What needs to be done:
Except for the pictures, reproduce the records word for word.

Data for the task:
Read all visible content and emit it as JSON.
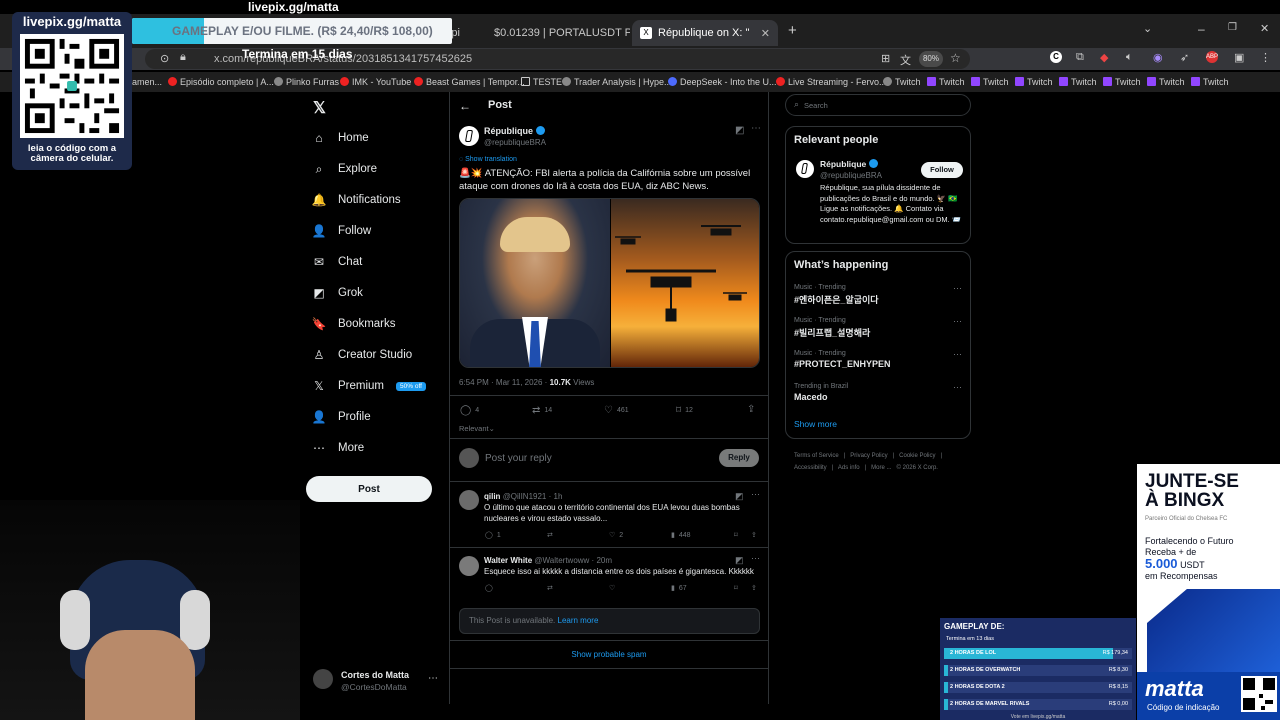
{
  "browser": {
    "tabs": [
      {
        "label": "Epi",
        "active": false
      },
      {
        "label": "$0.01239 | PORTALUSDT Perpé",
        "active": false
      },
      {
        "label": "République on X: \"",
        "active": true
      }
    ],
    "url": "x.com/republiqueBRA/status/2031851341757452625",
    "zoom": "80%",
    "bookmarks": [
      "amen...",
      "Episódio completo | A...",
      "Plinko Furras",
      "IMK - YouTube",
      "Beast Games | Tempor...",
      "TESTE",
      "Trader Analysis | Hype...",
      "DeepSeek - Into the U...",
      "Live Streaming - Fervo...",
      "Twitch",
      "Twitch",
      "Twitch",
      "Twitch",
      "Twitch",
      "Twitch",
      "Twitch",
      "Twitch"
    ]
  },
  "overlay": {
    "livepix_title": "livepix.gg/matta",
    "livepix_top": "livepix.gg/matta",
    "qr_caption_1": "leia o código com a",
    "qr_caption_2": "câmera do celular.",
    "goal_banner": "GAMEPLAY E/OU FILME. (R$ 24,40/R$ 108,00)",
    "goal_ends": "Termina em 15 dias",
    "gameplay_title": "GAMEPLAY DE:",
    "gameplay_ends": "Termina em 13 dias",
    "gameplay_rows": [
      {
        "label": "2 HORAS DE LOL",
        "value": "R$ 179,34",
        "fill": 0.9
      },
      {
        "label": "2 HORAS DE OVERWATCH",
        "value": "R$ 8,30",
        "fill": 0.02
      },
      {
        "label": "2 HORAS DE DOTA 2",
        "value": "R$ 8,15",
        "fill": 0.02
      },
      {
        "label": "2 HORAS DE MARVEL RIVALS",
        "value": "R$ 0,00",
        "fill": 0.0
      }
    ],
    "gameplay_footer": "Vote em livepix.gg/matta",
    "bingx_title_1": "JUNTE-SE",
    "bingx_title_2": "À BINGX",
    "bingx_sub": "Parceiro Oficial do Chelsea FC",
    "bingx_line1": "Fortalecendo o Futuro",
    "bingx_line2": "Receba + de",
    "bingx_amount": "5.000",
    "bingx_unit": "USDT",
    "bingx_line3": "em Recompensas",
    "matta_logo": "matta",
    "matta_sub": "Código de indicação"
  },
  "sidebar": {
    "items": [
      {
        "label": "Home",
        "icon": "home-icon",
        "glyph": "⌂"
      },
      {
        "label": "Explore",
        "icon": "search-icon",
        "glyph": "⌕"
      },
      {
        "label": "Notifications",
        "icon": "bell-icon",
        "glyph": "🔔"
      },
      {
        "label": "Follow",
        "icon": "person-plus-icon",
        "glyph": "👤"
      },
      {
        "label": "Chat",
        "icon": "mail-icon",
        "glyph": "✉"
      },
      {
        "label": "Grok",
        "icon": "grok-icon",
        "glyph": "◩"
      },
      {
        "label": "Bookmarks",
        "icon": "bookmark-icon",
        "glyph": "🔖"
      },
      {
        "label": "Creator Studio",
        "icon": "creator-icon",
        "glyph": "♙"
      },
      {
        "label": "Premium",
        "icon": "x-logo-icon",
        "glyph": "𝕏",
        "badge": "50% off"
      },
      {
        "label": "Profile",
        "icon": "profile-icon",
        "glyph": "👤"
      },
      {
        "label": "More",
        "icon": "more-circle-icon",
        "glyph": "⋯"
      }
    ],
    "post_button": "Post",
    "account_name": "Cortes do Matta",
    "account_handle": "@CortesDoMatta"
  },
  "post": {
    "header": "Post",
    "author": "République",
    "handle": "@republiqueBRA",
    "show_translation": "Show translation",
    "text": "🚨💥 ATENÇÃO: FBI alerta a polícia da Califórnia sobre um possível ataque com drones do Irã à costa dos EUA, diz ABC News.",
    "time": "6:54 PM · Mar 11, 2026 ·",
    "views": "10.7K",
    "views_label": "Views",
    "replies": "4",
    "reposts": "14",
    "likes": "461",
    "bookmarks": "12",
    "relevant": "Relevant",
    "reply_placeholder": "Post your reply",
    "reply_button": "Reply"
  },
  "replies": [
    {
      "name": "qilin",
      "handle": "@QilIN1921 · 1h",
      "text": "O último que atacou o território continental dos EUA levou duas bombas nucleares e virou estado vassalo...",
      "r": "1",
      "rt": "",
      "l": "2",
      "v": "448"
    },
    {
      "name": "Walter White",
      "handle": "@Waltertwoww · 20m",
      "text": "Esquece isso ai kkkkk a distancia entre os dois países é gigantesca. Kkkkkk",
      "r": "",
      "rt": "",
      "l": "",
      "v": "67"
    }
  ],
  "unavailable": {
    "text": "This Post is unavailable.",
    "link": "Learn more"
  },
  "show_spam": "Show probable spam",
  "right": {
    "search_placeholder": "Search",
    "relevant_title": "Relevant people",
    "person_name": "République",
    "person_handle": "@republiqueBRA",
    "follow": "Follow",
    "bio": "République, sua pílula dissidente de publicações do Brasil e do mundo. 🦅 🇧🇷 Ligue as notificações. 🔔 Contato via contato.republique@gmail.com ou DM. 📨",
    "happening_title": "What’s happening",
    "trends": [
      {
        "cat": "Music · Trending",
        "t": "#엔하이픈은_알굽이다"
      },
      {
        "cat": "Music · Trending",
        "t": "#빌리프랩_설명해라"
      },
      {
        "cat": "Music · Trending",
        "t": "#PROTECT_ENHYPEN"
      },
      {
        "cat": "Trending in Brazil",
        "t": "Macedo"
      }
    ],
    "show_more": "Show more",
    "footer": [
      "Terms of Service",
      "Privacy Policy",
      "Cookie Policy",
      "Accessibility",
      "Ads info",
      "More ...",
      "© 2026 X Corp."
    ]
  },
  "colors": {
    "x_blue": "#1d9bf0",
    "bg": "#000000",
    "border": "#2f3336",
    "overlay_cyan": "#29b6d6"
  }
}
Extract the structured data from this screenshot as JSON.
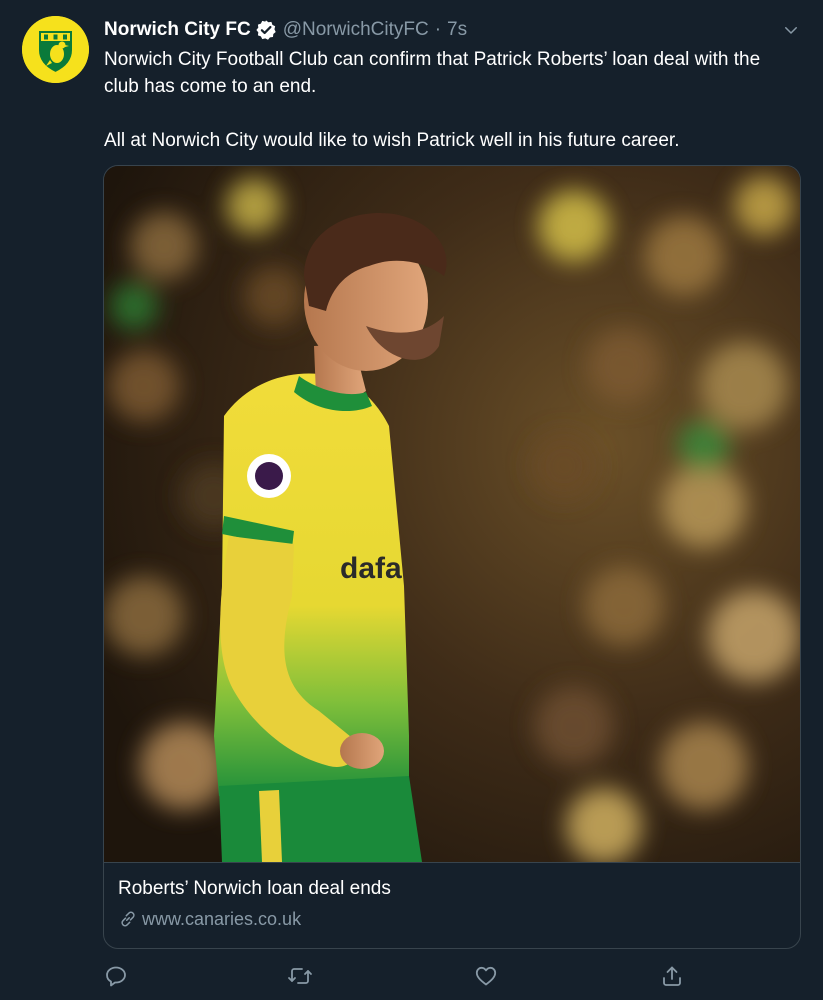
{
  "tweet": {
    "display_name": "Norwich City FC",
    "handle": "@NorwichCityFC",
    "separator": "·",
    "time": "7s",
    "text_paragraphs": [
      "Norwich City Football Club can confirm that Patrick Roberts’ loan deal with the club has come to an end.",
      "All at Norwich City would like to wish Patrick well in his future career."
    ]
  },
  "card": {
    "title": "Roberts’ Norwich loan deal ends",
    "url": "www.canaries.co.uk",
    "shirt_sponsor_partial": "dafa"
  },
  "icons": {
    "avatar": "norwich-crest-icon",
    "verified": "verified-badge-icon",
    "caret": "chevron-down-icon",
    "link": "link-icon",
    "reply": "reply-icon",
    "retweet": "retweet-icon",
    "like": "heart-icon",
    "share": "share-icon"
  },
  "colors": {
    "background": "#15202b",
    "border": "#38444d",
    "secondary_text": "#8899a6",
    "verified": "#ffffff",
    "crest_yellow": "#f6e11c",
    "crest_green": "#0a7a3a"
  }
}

Response to the task:
Read all visible content and emit it as JSON.
{
  "browser": {
    "tabs": [
      {
        "label": "Epi",
        "active": false
      },
      {
        "label": "$0.01239 | PORTALUSDT Perpé",
        "active": false
      },
      {
        "label": "République on X: \"",
        "active": true
      }
    ],
    "url": "x.com/republiqueBRA/status/2031851341757452625",
    "zoom": "80%",
    "bookmarks": [
      "amen...",
      "Episódio completo | A...",
      "Plinko Furras",
      "IMK - YouTube",
      "Beast Games | Tempor...",
      "TESTE",
      "Trader Analysis | Hype...",
      "DeepSeek - Into the U...",
      "Live Streaming - Fervo...",
      "Twitch",
      "Twitch",
      "Twitch",
      "Twitch",
      "Twitch",
      "Twitch",
      "Twitch",
      "Twitch"
    ]
  },
  "overlay": {
    "livepix_title": "livepix.gg/matta",
    "livepix_top": "livepix.gg/matta",
    "qr_caption_1": "leia o código com a",
    "qr_caption_2": "câmera do celular.",
    "goal_banner": "GAMEPLAY E/OU FILME. (R$ 24,40/R$ 108,00)",
    "goal_ends": "Termina em 15 dias",
    "gameplay_title": "GAMEPLAY DE:",
    "gameplay_ends": "Termina em 13 dias",
    "gameplay_rows": [
      {
        "label": "2 HORAS DE LOL",
        "value": "R$ 179,34",
        "fill": 0.9
      },
      {
        "label": "2 HORAS DE OVERWATCH",
        "value": "R$ 8,30",
        "fill": 0.02
      },
      {
        "label": "2 HORAS DE DOTA 2",
        "value": "R$ 8,15",
        "fill": 0.02
      },
      {
        "label": "2 HORAS DE MARVEL RIVALS",
        "value": "R$ 0,00",
        "fill": 0.0
      }
    ],
    "gameplay_footer": "Vote em livepix.gg/matta",
    "bingx_title_1": "JUNTE-SE",
    "bingx_title_2": "À BINGX",
    "bingx_sub": "Parceiro Oficial do Chelsea FC",
    "bingx_line1": "Fortalecendo o Futuro",
    "bingx_line2": "Receba + de",
    "bingx_amount": "5.000",
    "bingx_unit": "USDT",
    "bingx_line3": "em Recompensas",
    "matta_logo": "matta",
    "matta_sub": "Código de indicação"
  },
  "sidebar": {
    "items": [
      {
        "label": "Home",
        "icon": "home-icon",
        "glyph": "⌂"
      },
      {
        "label": "Explore",
        "icon": "search-icon",
        "glyph": "⌕"
      },
      {
        "label": "Notifications",
        "icon": "bell-icon",
        "glyph": "🔔"
      },
      {
        "label": "Follow",
        "icon": "person-plus-icon",
        "glyph": "👤"
      },
      {
        "label": "Chat",
        "icon": "mail-icon",
        "glyph": "✉"
      },
      {
        "label": "Grok",
        "icon": "grok-icon",
        "glyph": "◩"
      },
      {
        "label": "Bookmarks",
        "icon": "bookmark-icon",
        "glyph": "🔖"
      },
      {
        "label": "Creator Studio",
        "icon": "creator-icon",
        "glyph": "♙"
      },
      {
        "label": "Premium",
        "icon": "x-logo-icon",
        "glyph": "𝕏",
        "badge": "50% off"
      },
      {
        "label": "Profile",
        "icon": "profile-icon",
        "glyph": "👤"
      },
      {
        "label": "More",
        "icon": "more-circle-icon",
        "glyph": "⋯"
      }
    ],
    "post_button": "Post",
    "account_name": "Cortes do Matta",
    "account_handle": "@CortesDoMatta"
  },
  "post": {
    "header": "Post",
    "author": "République",
    "handle": "@republiqueBRA",
    "show_translation": "Show translation",
    "text": "🚨💥 ATENÇÃO: FBI alerta a polícia da Califórnia sobre um possível ataque com drones do Irã à costa dos EUA, diz ABC News.",
    "time": "6:54 PM · Mar 11, 2026 ·",
    "views": "10.7K",
    "views_label": "Views",
    "replies": "4",
    "reposts": "14",
    "likes": "461",
    "bookmarks": "12",
    "relevant": "Relevant",
    "reply_placeholder": "Post your reply",
    "reply_button": "Reply"
  },
  "replies": [
    {
      "name": "qilin",
      "handle": "@QilIN1921 · 1h",
      "text": "O último que atacou o território continental dos EUA levou duas bombas nucleares e virou estado vassalo...",
      "r": "1",
      "rt": "",
      "l": "2",
      "v": "448"
    },
    {
      "name": "Walter White",
      "handle": "@Waltertwoww · 20m",
      "text": "Esquece isso ai kkkkk a distancia entre os dois países é gigantesca. Kkkkkk",
      "r": "",
      "rt": "",
      "l": "",
      "v": "67"
    }
  ],
  "unavailable": {
    "text": "This Post is unavailable.",
    "link": "Learn more"
  },
  "show_spam": "Show probable spam",
  "right": {
    "search_placeholder": "Search",
    "relevant_title": "Relevant people",
    "person_name": "République",
    "person_handle": "@republiqueBRA",
    "follow": "Follow",
    "bio": "République, sua pílula dissidente de publicações do Brasil e do mundo. 🦅 🇧🇷 Ligue as notificações. 🔔 Contato via contato.republique@gmail.com ou DM. 📨",
    "happening_title": "What’s happening",
    "trends": [
      {
        "cat": "Music · Trending",
        "t": "#엔하이픈은_알굽이다"
      },
      {
        "cat": "Music · Trending",
        "t": "#빌리프랩_설명해라"
      },
      {
        "cat": "Music · Trending",
        "t": "#PROTECT_ENHYPEN"
      },
      {
        "cat": "Trending in Brazil",
        "t": "Macedo"
      }
    ],
    "show_more": "Show more",
    "footer": [
      "Terms of Service",
      "Privacy Policy",
      "Cookie Policy",
      "Accessibility",
      "Ads info",
      "More ...",
      "© 2026 X Corp."
    ]
  },
  "colors": {
    "x_blue": "#1d9bf0",
    "bg": "#000000",
    "border": "#2f3336",
    "overlay_cyan": "#29b6d6"
  }
}
Extract the structured data from this screenshot as JSON.
{
  "tweet": {
    "display_name": "Norwich City FC",
    "handle": "@NorwichCityFC",
    "separator": "·",
    "time": "7s",
    "text_paragraphs": [
      "Norwich City Football Club can confirm that Patrick Roberts’ loan deal with the club has come to an end.",
      "All at Norwich City would like to wish Patrick well in his future career."
    ]
  },
  "card": {
    "title": "Roberts’ Norwich loan deal ends",
    "url": "www.canaries.co.uk",
    "shirt_sponsor_partial": "dafa"
  },
  "icons": {
    "avatar": "norwich-crest-icon",
    "verified": "verified-badge-icon",
    "caret": "chevron-down-icon",
    "link": "link-icon",
    "reply": "reply-icon",
    "retweet": "retweet-icon",
    "like": "heart-icon",
    "share": "share-icon"
  },
  "colors": {
    "background": "#15202b",
    "border": "#38444d",
    "secondary_text": "#8899a6",
    "verified": "#ffffff",
    "crest_yellow": "#f6e11c",
    "crest_green": "#0a7a3a"
  }
}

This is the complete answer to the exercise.